I have been hearing from a lot of people lately about how worn down they are. 7+ months into the pandemic, the stress and pressure just keep building. Marathon job searches, remote work/school challenges, financial and marital stress—it’s no wonder we are feeling depleted. It’s just not a sustainable way to live. Rock climbers experience this on long climbs. It’s called “getting pumped.” You can only go so far, so hard before your arms build up with lactic acid and give out.  

As much as we all would like to just fast forward through this moment we’re in and “get back to normal,” we can’t really do that. But job seekers can take a page from a climber’s playbook by taking active measures to avoid fatigue so they can meet their job search goals.

Understand your own limitations and adapt

As a climber, I learned this very quickly when my 5’2” frame could not make the same moves as my longer-limbed climbing partners. A little creativity and a lot of determination helped me find other ways of moving myself up the rock. Some worked well (heel hook!) some did not (I’ll just dyno!).

You will hear about people conducting a job search as if it’s a 9-5 job. Maybe that works for some, but for most people it doesn’t. You may only get time in for job search activities when your kids don’t need help with their remote learning. Block out the time that works best for you. And use tips and tricks to do your job search more efficiently, like setting alerts for certain types of positions (thank you Google Jobs tool!).

Plan your breaks

My favorite tool to employ as a climber is the “active rest.” The active rest is just what it sounds like: it’s a rest. But because a climber can’t always take a break when they need it (um, where’s the hold?), the beauty of the active rest is in planning for it. When you climb, there’s this moment before you begin your climb when you take a good look at the wall.
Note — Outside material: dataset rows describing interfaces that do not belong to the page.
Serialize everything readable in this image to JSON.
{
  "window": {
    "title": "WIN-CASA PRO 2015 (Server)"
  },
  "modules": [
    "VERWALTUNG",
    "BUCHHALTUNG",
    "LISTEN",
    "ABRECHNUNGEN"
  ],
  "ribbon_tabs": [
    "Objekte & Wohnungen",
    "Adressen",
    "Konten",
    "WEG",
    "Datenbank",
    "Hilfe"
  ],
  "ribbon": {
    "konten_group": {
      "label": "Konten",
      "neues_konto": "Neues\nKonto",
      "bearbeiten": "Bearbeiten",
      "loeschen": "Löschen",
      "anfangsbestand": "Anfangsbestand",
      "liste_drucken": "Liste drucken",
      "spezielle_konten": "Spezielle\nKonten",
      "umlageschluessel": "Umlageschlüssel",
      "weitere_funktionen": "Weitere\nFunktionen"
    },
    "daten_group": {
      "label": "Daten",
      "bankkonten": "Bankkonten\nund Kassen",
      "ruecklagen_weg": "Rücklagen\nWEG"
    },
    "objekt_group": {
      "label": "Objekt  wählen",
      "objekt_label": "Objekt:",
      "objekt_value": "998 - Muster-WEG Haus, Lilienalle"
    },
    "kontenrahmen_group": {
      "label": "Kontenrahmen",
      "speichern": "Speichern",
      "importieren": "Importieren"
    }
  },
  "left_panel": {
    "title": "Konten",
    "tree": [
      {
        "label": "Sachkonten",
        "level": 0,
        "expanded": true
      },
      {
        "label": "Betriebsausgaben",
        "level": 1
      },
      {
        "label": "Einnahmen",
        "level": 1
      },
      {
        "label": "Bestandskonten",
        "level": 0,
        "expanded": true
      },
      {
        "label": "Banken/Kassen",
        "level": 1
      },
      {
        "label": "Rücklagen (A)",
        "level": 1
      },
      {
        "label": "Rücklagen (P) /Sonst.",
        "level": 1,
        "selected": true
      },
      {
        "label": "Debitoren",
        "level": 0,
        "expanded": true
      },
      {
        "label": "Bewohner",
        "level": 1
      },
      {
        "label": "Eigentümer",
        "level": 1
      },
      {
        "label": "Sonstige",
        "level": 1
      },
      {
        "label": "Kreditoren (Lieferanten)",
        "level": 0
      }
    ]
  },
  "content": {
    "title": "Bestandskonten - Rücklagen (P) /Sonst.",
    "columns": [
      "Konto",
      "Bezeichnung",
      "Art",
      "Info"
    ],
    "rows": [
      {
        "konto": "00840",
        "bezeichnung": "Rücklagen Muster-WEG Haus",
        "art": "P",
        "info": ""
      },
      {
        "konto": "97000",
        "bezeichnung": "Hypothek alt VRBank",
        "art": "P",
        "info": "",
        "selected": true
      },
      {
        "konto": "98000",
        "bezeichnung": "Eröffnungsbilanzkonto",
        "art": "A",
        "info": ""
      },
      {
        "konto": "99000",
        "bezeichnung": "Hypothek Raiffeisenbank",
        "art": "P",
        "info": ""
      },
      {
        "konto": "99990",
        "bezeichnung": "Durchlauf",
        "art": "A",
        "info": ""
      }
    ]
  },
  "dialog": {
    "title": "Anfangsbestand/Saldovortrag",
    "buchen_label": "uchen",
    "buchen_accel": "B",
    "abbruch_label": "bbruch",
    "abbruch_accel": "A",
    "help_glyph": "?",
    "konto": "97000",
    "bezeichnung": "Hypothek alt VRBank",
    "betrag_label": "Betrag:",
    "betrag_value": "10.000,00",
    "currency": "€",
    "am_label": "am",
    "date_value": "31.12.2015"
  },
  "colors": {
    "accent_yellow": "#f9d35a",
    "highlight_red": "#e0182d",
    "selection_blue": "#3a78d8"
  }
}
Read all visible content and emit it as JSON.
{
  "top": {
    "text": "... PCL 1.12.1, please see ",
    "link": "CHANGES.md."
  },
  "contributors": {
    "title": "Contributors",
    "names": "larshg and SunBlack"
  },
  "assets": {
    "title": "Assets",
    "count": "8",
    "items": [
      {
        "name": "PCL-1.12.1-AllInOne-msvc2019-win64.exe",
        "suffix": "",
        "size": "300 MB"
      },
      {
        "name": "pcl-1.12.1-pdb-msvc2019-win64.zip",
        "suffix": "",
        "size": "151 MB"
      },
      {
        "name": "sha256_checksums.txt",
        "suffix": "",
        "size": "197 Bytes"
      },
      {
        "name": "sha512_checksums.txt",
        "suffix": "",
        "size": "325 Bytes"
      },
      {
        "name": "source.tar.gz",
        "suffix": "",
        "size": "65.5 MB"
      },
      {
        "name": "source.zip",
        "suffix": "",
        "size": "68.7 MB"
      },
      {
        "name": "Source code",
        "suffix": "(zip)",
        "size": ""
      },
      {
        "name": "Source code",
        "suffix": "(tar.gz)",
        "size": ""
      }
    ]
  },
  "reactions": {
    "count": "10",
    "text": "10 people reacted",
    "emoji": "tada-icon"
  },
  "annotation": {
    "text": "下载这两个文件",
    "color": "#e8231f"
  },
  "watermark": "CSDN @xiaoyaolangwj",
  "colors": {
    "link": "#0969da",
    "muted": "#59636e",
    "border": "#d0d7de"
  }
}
Your eyes scan for the more challenging parts of the climb and the places where you will rest. The idea is to find a good place to rest before moving on to the crux (the trickiest spot). Sometimes it’s an obvious spot like a ledge, other times it’s a nook to wedge yourself into just so you can take a moment to shake out your arms. There’s nothing like being on the rock, feeling the fatigue setting in and then seeing that rest spot is only a couple moves away. You think “I can totally do this!”

In a job search, if you know you can do two weeks of solid job searching before you begin to lose steam, then plan two weeks on and one week off. Block time off in your calendar for your break, write it on a sticky note. Give yourself visual reminders that allow you to see the reward you will get after two weeks of networking and applying to jobs. There’s no need to go full steam 100% of the time.

Aim for the summit, but don’t ignore the crux

Rock climbers always have their eyes on getting to the top. Sure, they may take a break or make a lateral move, but it’s all to help move them toward their ultimate goal: the summit. It’s so important that you don’t let anything completely sideline you. Always keep moving toward your goal: to land a new job!

As important as reaching a summit is, if you’ve ever heard a climber talk about a climb, they’re often fixated on the crux. The crux is the hardest part of the climb and the part that tests the climber’s strength, stamina and perseverance. It’s by getting through a crux that a climber knows what they are truly capable of.

Conducting a job search right now can be exhausting, but taking stock, planning your breaks, and staying on track will help keep you from pumping out before you reach your goal. And maybe someday in the not-too-distant-future, after you’ve landed a new job, you’ll reflect on your job search and realize that the most trying moments were the ones that gave you the most insight about what you are able to accomplish.